Miksang is the practice of using a camera as a vehicle for awareness. Miksang comes out of the teachings on perception by Chogyam Trungpa Rinpoche, Tibetan Lama and founder of Shambhala Buddhism in America.
In the University Honors Program sophomore seminar on Miksang, students attempt over the course of a semester to learn to see the world in the milliseconds before anger, happiness, or ignorance gets in the way. In other words, they try to capitalize on the belief that there is a space or a gap between when we first see or experience something, and the moment when we begin to judge it or want it or reject it. This gap is called, in Miksang, the "flash of perception."
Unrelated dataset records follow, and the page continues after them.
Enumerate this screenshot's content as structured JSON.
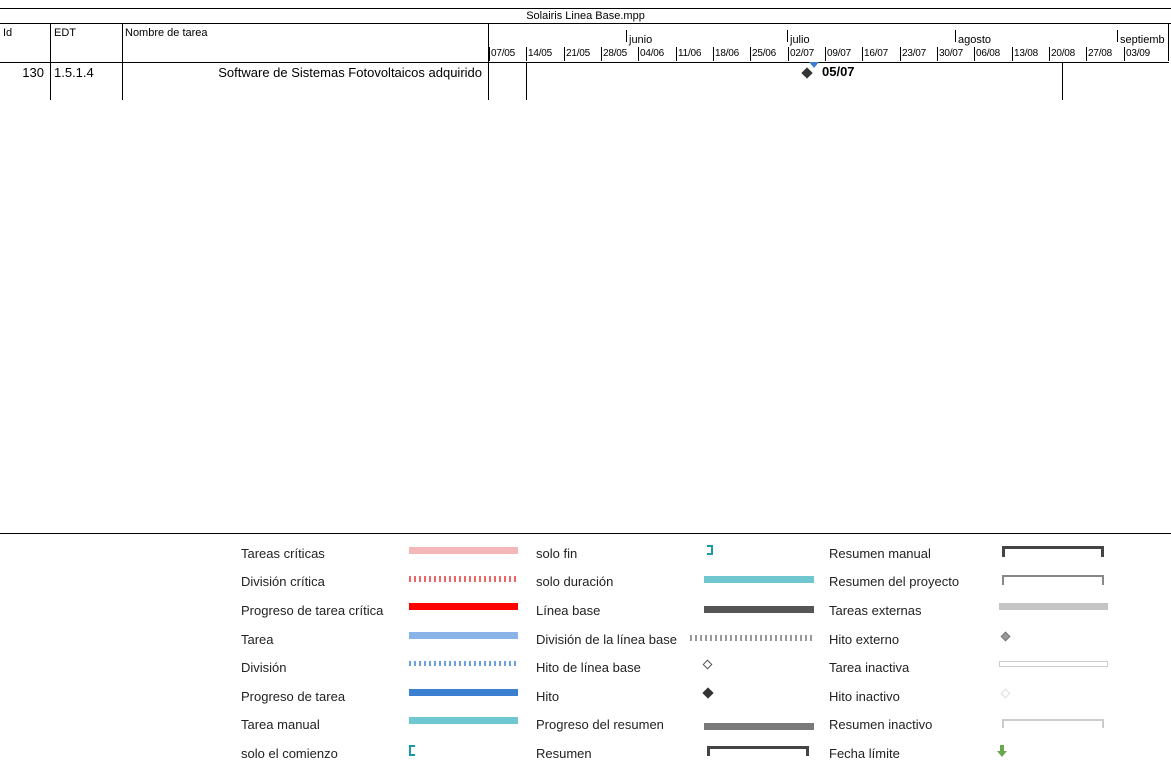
{
  "file_title": "Solairis Linea Base.mpp",
  "columns": {
    "id": "Id",
    "edt": "EDT",
    "name": "Nombre de tarea"
  },
  "months": [
    "junio",
    "julio",
    "agosto",
    "septiemb"
  ],
  "weeks": [
    "07/05",
    "14/05",
    "21/05",
    "28/05",
    "04/06",
    "11/06",
    "18/06",
    "25/06",
    "02/07",
    "09/07",
    "16/07",
    "23/07",
    "30/07",
    "06/08",
    "13/08",
    "20/08",
    "27/08",
    "03/09"
  ],
  "task": {
    "id": "130",
    "edt": "1.5.1.4",
    "name": "Software de Sistemas Fotovoltaicos adquirido",
    "milestone_label": "05/07"
  },
  "legend": {
    "col1": [
      "Tareas críticas",
      "División crítica",
      "Progreso de tarea crítica",
      "Tarea",
      "División",
      "Progreso de tarea",
      "Tarea manual",
      "solo el comienzo"
    ],
    "col2": [
      "solo fin",
      "solo duración",
      "Línea base",
      "División de la línea base",
      "Hito de línea base",
      "Hito",
      "Progreso del resumen",
      "Resumen"
    ],
    "col3": [
      "Resumen manual",
      "Resumen del proyecto",
      "Tareas externas",
      "Hito externo",
      "Tarea inactiva",
      "Hito inactivo",
      "Resumen inactivo",
      "Fecha límite"
    ]
  },
  "colors": {
    "critical": "#f4b6b6",
    "critical_progress": "#ff0000",
    "task": "#8ab4e8",
    "task_progress": "#3b7fd0",
    "manual": "#6fc8d0",
    "baseline": "#555555",
    "summary_progress": "#7a7a7a",
    "external": "#c4c4c4",
    "deadline": "#6aa84f"
  }
}
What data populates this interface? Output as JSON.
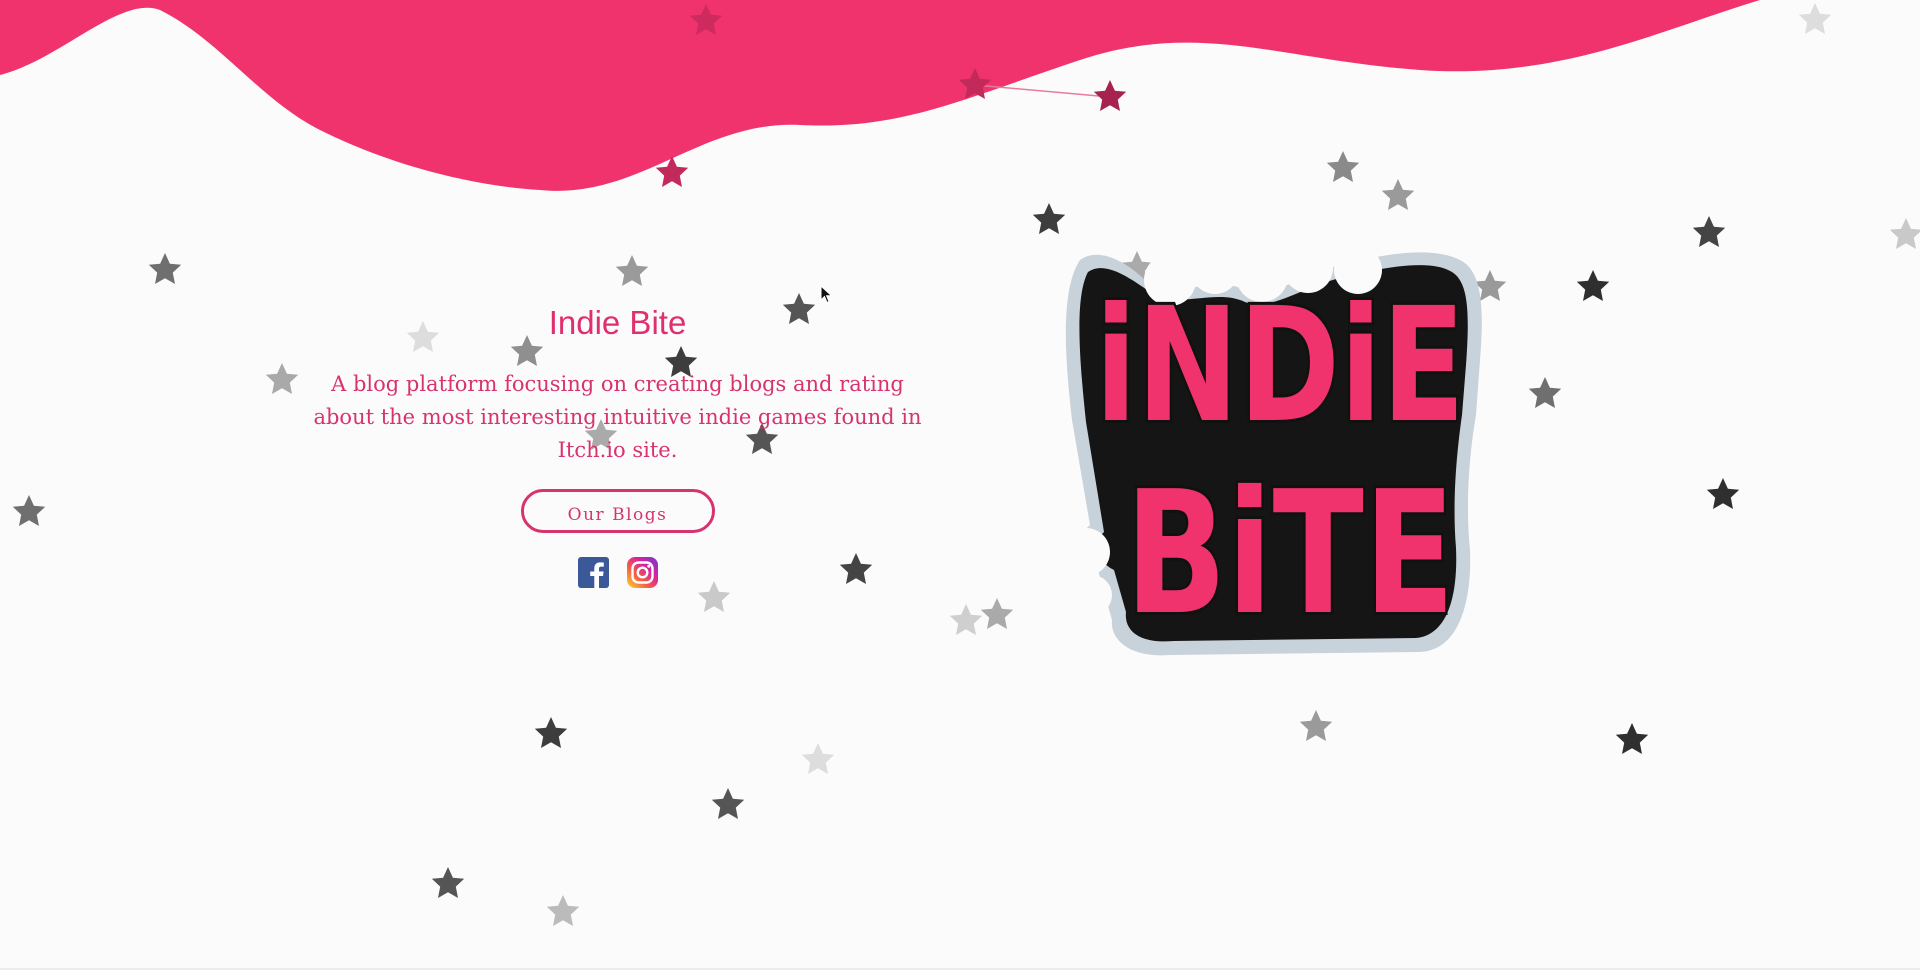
{
  "hero": {
    "title": "Indie Bite",
    "description": "A blog platform focusing on creating blogs and rating about the most interesting intuitive indie games found in Itch.io site.",
    "button_label": "Our Blogs"
  },
  "social": {
    "facebook_icon": "facebook-icon",
    "instagram_icon": "instagram-icon"
  },
  "logo": {
    "text_line_1": "iNDiE",
    "text_line_2": "BiTE"
  },
  "colors": {
    "accent": "#f0336c",
    "text_accent": "#d6336f",
    "background": "#fcfbfc"
  }
}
The photos you see here are chosen for display by the students who took them. In some ways, the photos are a poor representation because Miksang, like many contemplative practices, is more about the process than the product. But these photos do count, and it is the intention of the students and instructor Miriam Hall to offer them to you so that you can hopefully experience a moment of "flash of perception," or total sudden awareness of reality.
Student Photographer: Kelsey Simkins '14 (upper left).
Student Photographers (left to right, and down): Jennifer Bourbon '13; Aliza McKamey '14; Ryan Knott '14; Laura Mikeworth '14; Erin Plunkett '14; Caitlin Meeker '13; Caitlin Meeker; Kelsey Simkins '14; Julia Buraczewski '13; John Jaeger '14; Alex Gernon '13; Kyel White '13; Natalie Campbell '12; Leann Kjos '14; Lisa Jara '14.